Ethanol is to Petrol (gasoline in USA) what biodiesel is to diesel with both Ethanol and Biodiesel being referred to as biofuels. Ethanol (an alcohol) is primarily made from corn grain starch. When added to petrol it reduces toxic emissions and increases the octane of the fuel and so it can be compressed more before it spontaneously ignites – a good thing. At present many filling stations in the UK have 5-10% ethanol in their petrol, so you are probably using ethanol without realising it. This is called E5 (5% ethanol 95% petrol) or E10 (10% ethanol 90% petrol). Tesco for example in conjunction with Greenenergy have been selling E5 petrol containing Brazilian sugar cane ethanol since 2005.
An advantage of ethanol is that it can be extracted from crop waste giving two benefits. Firstly, the crop waste would not be burned as it would have been in the past, and secondly less fossil fuels would be used by cars. Similarly sugar cane can be grown specially for the ethanol it can generate since the carbon it releases when used in a car’s engine is carbon it adsorbed when it grew.
Almost all contemporary cars can be run on E10 fuel without any modification.
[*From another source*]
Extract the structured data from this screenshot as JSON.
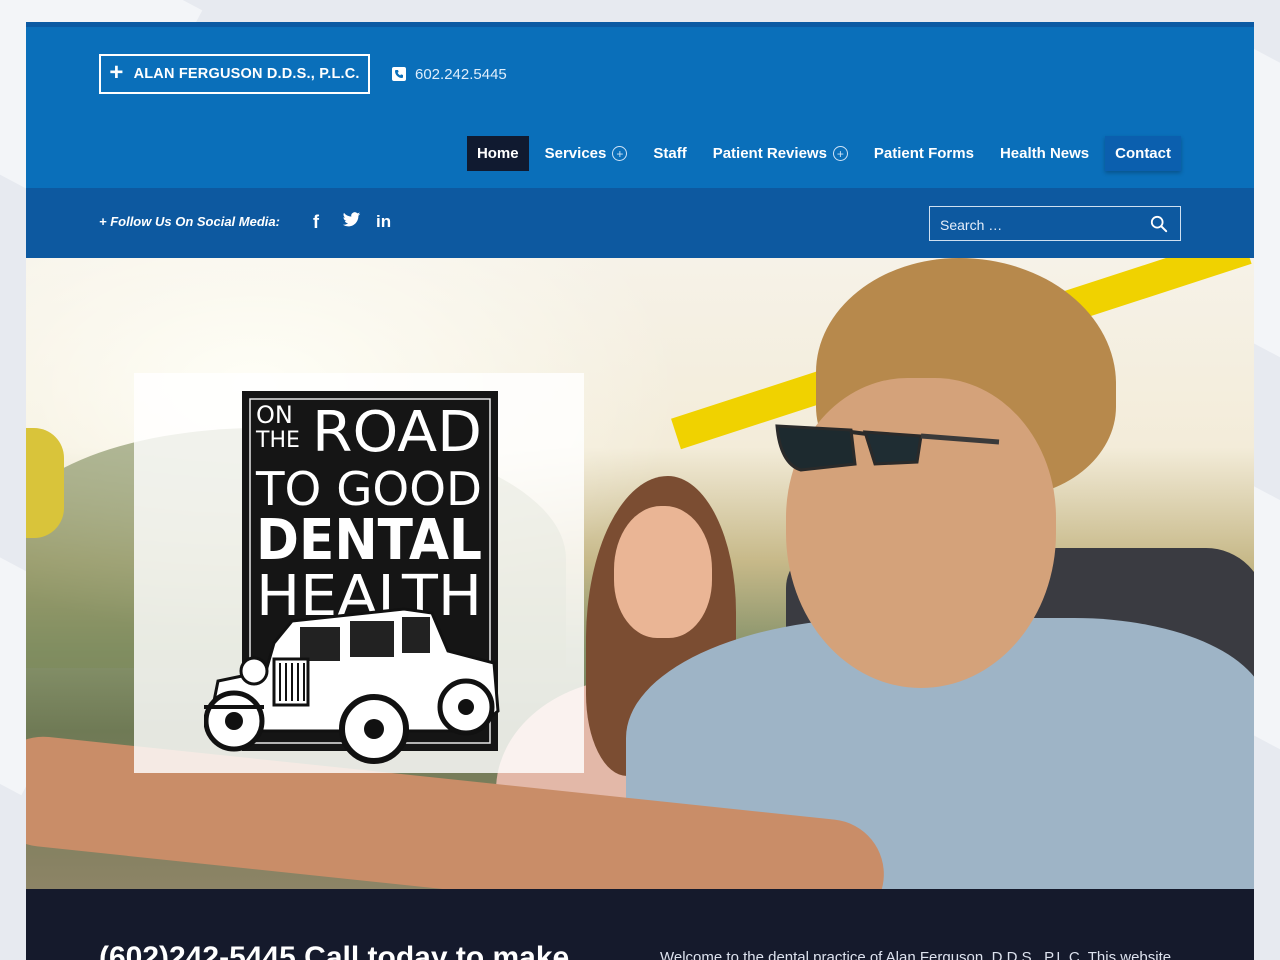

If higher concentrations of ethanol are to be used then modification is usually necessary – for example, ethanol is much more corrosive and abrasive than petrol. Therefore ethanol in fuel will clean old deposits from the fuel lines and fuel tank and gunge up the fuel filter. When a car is converted to run on ethanol it needs to have its fuel filter changed very soon afterwards. Once the old deposits are gone, then fuel filters will need changing as often as the did before.
With some modification petrol cars can be converted to run on pure ethanol. Since water and carbon dioxide are the only byproducts of combustion, it is polution free. Also it is now possible to buy alcohol fuel enabled cars with fuel injection technology that measures the oxygenate content of the fuel used and adjusts the air/fuel mix appropriately. If your car is not factory read ethanol burning then modications need to be made to the fuel line, carburetor (increased jet diameter of 40%), and ignition system (advance the timing of the engine, and replace spark plugs), plus an alcohol tank needs to be added (rather than putting alcohol in the old petrol tank).
It is of course also possible to convert other petrol powered vehicles to run on alcohol – for example, motorcycles, boats, farm machinery, and lawn mowers etc.